The Camas Hot Springs Exchange ran syndicated articles, including national and international news, society notes, fiction serials, Montana News Inserts, and comics. It focused on local news, giving the most attention to business, schools, agriculture, women's clubs, and the comings and goings of communities in the region, such as Lonepine, Camas Prairie, Thompson Falls, Plains, and Cottonwood. Billings and Garber saw the paper through the New Deal, the Indian Reorganization Act, and beginning of European conflicts that led to WWII, leaving the paper on August 27, 1942, after Harry announced his employment with a Kodiak, Alaska construction company. The couple continued newspaper work after World War Two at the People's Voice in Helena, Montana, where they received the 1958 Sidney Hillman Award for reporting.

September 3, 1942 marked Edna Gannaway's return as editor. In October 1942, she moved the newspaper offices to the more densely populated town of Hot Springs, Montana. Her editorials served as a community conscience. Her column on November 12, 1942, reminded citizens to "exercise their right to vote."  And in 1955, Gannaway explained her view of party politics, declaring "we [the editorial staff] are neither Democrat nor Republican--just can't see any appreciable difference." Under Gannaway's tenure, the paper slimmed down from eight pages to four and served the community through World War Two, the Williston Basin Oil Field discovery, and the Korean War. As in previous decades, the Exchange continued to focus on local news, with the front page consistently featuring obituaries.

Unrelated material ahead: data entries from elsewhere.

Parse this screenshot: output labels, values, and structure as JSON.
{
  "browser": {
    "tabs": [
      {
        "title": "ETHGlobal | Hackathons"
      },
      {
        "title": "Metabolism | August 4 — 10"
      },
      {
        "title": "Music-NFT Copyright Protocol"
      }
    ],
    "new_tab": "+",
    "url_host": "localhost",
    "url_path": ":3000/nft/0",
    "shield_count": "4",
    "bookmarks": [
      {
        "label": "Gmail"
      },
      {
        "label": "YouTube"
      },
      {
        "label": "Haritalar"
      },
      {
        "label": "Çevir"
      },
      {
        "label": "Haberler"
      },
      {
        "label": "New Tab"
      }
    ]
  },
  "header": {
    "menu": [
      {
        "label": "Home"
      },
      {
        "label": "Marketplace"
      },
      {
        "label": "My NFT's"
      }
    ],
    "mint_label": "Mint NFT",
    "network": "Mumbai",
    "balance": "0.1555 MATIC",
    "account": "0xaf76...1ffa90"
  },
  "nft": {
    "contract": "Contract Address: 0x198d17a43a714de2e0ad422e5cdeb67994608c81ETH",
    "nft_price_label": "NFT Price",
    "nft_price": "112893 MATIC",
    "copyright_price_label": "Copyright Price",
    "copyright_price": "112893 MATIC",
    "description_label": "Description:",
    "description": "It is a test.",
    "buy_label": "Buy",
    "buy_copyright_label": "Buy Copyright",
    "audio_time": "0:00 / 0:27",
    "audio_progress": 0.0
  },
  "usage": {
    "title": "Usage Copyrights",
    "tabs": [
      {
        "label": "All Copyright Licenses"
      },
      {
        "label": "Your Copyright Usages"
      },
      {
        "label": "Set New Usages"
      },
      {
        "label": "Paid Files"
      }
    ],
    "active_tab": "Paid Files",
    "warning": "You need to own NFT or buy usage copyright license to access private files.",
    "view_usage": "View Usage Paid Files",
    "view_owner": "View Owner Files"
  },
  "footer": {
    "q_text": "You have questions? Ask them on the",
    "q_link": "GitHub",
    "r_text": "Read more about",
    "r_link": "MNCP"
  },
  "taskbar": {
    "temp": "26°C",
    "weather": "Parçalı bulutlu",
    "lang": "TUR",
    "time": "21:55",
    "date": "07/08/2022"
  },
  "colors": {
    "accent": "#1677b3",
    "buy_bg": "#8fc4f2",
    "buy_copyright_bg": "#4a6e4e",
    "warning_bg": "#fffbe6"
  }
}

A member of the Montana Press Association and Women's Press Association, Gannaway declared in her last editorial (what she called an Ednatorial) on December 17, 1959, that she was retiring. Exemplifying the paper's commitment to local news, she said she "always tried to make known the people who do the things that are good for the commmunity." The paper ceased publication with Gannaway's retirement, and she moved to Helena to be close to family.

Provided by: Montana Historical Society; Helena, MT